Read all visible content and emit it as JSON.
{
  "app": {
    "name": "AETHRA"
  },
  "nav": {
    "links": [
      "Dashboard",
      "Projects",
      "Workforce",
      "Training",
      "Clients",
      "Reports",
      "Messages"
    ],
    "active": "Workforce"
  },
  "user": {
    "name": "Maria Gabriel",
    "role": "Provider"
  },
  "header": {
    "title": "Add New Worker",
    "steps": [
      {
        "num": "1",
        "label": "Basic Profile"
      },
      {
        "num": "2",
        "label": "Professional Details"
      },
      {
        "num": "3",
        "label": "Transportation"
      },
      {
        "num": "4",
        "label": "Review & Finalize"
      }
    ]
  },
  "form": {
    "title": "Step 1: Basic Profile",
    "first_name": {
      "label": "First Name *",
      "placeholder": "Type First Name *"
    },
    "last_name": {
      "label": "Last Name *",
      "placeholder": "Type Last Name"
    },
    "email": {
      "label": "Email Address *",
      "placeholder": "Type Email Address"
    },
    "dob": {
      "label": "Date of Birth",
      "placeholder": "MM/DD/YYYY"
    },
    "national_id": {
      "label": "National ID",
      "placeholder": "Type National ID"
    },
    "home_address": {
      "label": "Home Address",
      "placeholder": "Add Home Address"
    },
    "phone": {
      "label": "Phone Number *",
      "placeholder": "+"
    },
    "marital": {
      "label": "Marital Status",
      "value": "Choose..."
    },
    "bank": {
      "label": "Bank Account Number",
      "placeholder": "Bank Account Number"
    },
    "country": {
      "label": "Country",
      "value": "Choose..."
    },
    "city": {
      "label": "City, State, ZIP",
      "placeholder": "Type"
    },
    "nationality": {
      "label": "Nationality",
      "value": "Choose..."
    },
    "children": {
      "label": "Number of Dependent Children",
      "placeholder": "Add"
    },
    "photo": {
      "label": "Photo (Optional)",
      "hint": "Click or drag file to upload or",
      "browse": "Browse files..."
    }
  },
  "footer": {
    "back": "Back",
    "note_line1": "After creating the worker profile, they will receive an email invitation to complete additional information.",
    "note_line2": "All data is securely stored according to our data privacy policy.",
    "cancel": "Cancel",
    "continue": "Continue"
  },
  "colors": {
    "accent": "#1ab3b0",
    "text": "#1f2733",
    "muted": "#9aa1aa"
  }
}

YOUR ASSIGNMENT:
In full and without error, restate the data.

COMPLETED TASK:
Read all visible content and emit it as JSON.
{
  "app": {
    "name": "AETHRA"
  },
  "nav": {
    "links": [
      "Dashboard",
      "Projects",
      "Workforce",
      "Training",
      "Clients",
      "Reports",
      "Messages"
    ],
    "active": "Workforce"
  },
  "user": {
    "name": "Maria Gabriel",
    "role": "Provider"
  },
  "header": {
    "title": "Add New Worker",
    "steps": [
      {
        "num": "1",
        "label": "Basic Profile"
      },
      {
        "num": "2",
        "label": "Professional Details"
      },
      {
        "num": "3",
        "label": "Transportation"
      },
      {
        "num": "4",
        "label": "Review & Finalize"
      }
    ]
  },
  "form": {
    "title": "Step 1: Basic Profile",
    "first_name": {
      "label": "First Name *",
      "placeholder": "Type First Name *"
    },
    "last_name": {
      "label": "Last Name *",
      "placeholder": "Type Last Name"
    },
    "email": {
      "label": "Email Address *",
      "placeholder": "Type Email Address"
    },
    "dob": {
      "label": "Date of Birth",
      "placeholder": "MM/DD/YYYY"
    },
    "national_id": {
      "label": "National ID",
      "placeholder": "Type National ID"
    },
    "home_address": {
      "label": "Home Address",
      "placeholder": "Add Home Address"
    },
    "phone": {
      "label": "Phone Number *",
      "placeholder": "+"
    },
    "marital": {
      "label": "Marital Status",
      "value": "Choose..."
    },
    "bank": {
      "label": "Bank Account Number",
      "placeholder": "Bank Account Number"
    },
    "country": {
      "label": "Country",
      "value": "Choose..."
    },
    "city": {
      "label": "City, State, ZIP",
      "placeholder": "Type"
    },
    "nationality": {
      "label": "Nationality",
      "value": "Choose..."
    },
    "children": {
      "label": "Number of Dependent Children",
      "placeholder": "Add"
    },
    "photo": {
      "label": "Photo (Optional)",
      "hint": "Click or drag file to upload or",
      "browse": "Browse files..."
    }
  },
  "footer": {
    "back": "Back",
    "note_line1": "After creating the worker profile, they will receive an email invitation to complete additional information.",
    "note_line2": "All data is securely stored according to our data privacy policy.",
    "cancel": "Cancel",
    "continue": "Continue"
  },
  "colors": {
    "accent": "#1ab3b0",
    "text": "#1f2733",
    "muted": "#9aa1aa"
  }
}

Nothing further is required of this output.